A few months ago, I ran across these retro-ads, which of course aren't real, though I wish they were. In my fantasy, they created by Don Draper, who knows about the power of technological nostalgia, but in fact they were done by an ad agency in Sao Paulo, Brazil, and were meant to be used at seminars by a company that wanted to let its employees know about the importance of social media. Let's agree that they're brilliant.
I thought of them recently when I was reading this essay. The writer, Claire Gordon, waxes on a bit about how good she felt when she learned that a friend was still collecting movies on VHS cassettes...not because VHS quality is superior to DVDs (no analogies to audiophiles who prefer vinyl, please), but because her misty memories of the old analog world made her feel...good. That leads her to a bigger point:

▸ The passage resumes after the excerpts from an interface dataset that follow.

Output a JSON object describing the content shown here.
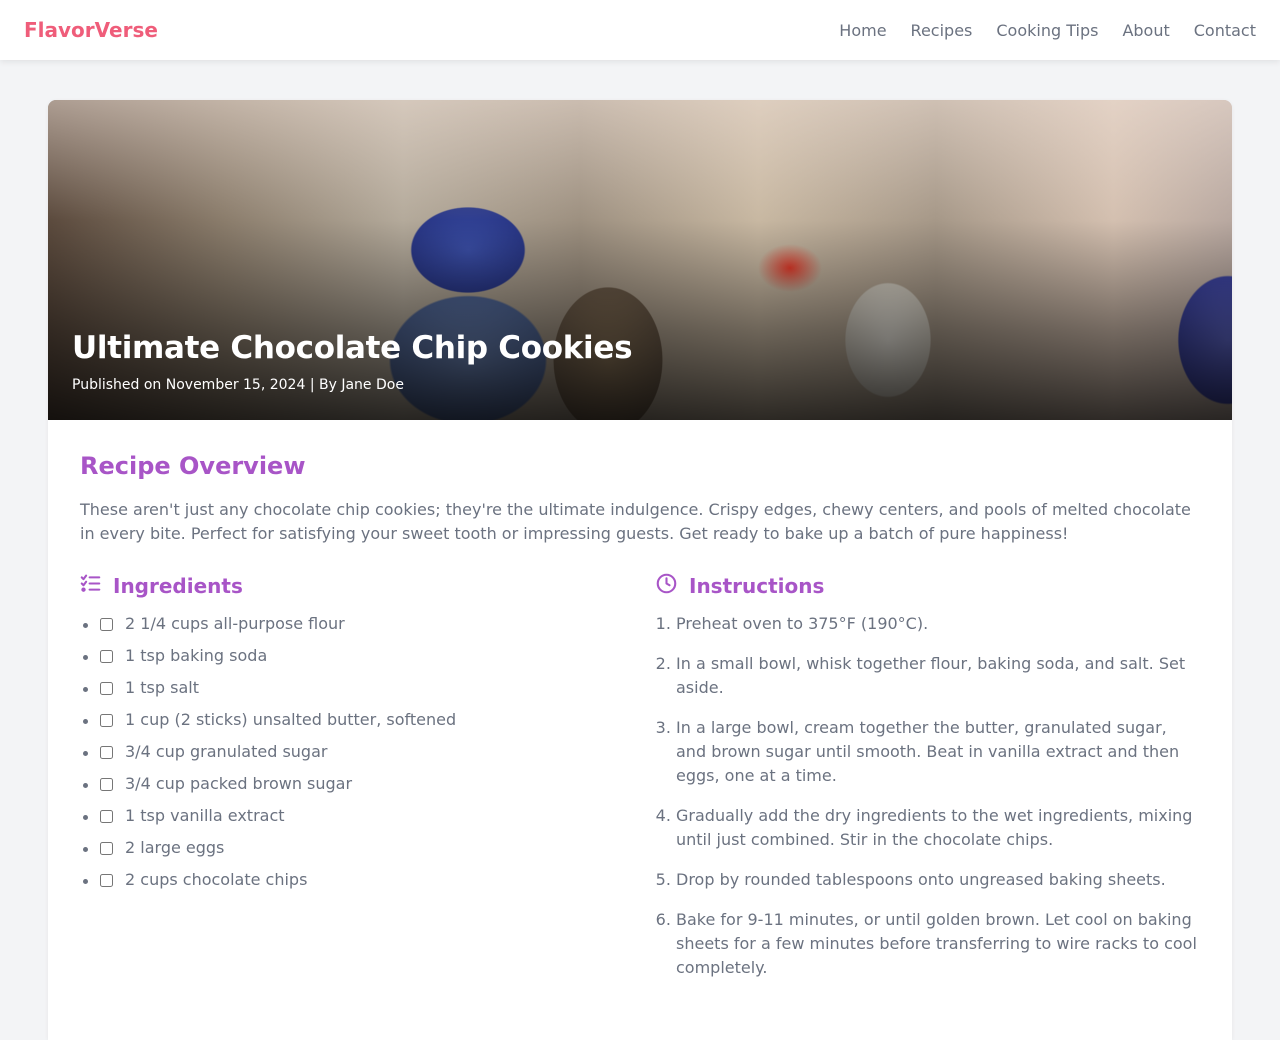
{
  "header": {
    "brand": "FlavorVerse",
    "nav": [
      "Home",
      "Recipes",
      "Cooking Tips",
      "About",
      "Contact"
    ]
  },
  "colors": {
    "brand": "#ef5d7a",
    "accent": "#a855c7",
    "text": "#6b7280",
    "background": "#f3f4f6"
  },
  "hero": {
    "title": "Ultimate Chocolate Chip Cookies",
    "meta": "Published on November 15, 2024 | By Jane Doe"
  },
  "overview": {
    "heading": "Recipe Overview",
    "text": "These aren't just any chocolate chip cookies; they're the ultimate indulgence. Crispy edges, chewy centers, and pools of melted chocolate in every bite. Perfect for satisfying your sweet tooth or impressing guests. Get ready to bake up a batch of pure happiness!"
  },
  "ingredients": {
    "heading": "Ingredients",
    "icon": "list-check-icon",
    "items": [
      "2 1/4 cups all-purpose flour",
      "1 tsp baking soda",
      "1 tsp salt",
      "1 cup (2 sticks) unsalted butter, softened",
      "3/4 cup granulated sugar",
      "3/4 cup packed brown sugar",
      "1 tsp vanilla extract",
      "2 large eggs",
      "2 cups chocolate chips"
    ]
  },
  "instructions": {
    "heading": "Instructions",
    "icon": "clock-icon",
    "steps": [
      "Preheat oven to 375°F (190°C).",
      "In a small bowl, whisk together flour, baking soda, and salt. Set aside.",
      "In a large bowl, cream together the butter, granulated sugar, and brown sugar until smooth. Beat in vanilla extract and then eggs, one at a time.",
      "Gradually add the dry ingredients to the wet ingredients, mixing until just combined. Stir in the chocolate chips.",
      "Drop by rounded tablespoons onto ungreased baking sheets.",
      "Bake for 9-11 minutes, or until golden brown. Let cool on baking sheets for a few minutes before transferring to wire racks to cool completely."
    ]
  }
}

So it's no wonder that digital natives, born into the greatest social revolution since the invention of the printing press, would get nostalgic so prematurely. In the last three decades, change has been so quick that technology -- the agent of chaos -- has itself become an object of nostalgia, whether VHS or dial-up, brick cell phones or Casio keyboards, Walkmans or Tamagotchi.
New technologies make everything faster, more efficient -- and we get nostalgic faster and more efficiently too -- for Sim City or the first generation iPod or the Facebook interface of four years ago (it appeared briefly on screen in The Social Network and my heart swelled). It's a pattern: A new technology is introduced to the market, becomes the reservoir for all society's anxieties, and then gets domesticated, becomes obsolete and is transformed into the totem of a quainter time.I'm a little older than the age group Gordon is talking about. I am old enough to remember going to work one day and being very excited to learn from my boss that I was being upgraded to an IBM Selectric typewriter, so I'm not a "digital native." But I did use my Selectric to work on a story about this new thing called the personal computer, and a decade or so later I was working on my own personal computer. After that, I seemed to get upgrades about every year.
I certainly don't miss my typewriting days--I could never figure out how to change a ribbon--but I do remember the day when I realized that it had been years since I'd seen a slide, and maybe it was time to move the light table out of my office. It felt...weird, but good. I hated slides, and the ever-present threat that I might lose some and get sued. (Luckily, photographers were and remain early adopters.) My daughter, who is 20, did however spend a great deal of her high school years glued to those VH1 nostalgia fests for the '90s. An old cell phone brings a lump to her throat.
Which digital gadgets are you already sentimental about? While considering that question, you might also want to look at this article, about current technologies doomed by smartphones. (Hint: digital point-and-shoot cameras.)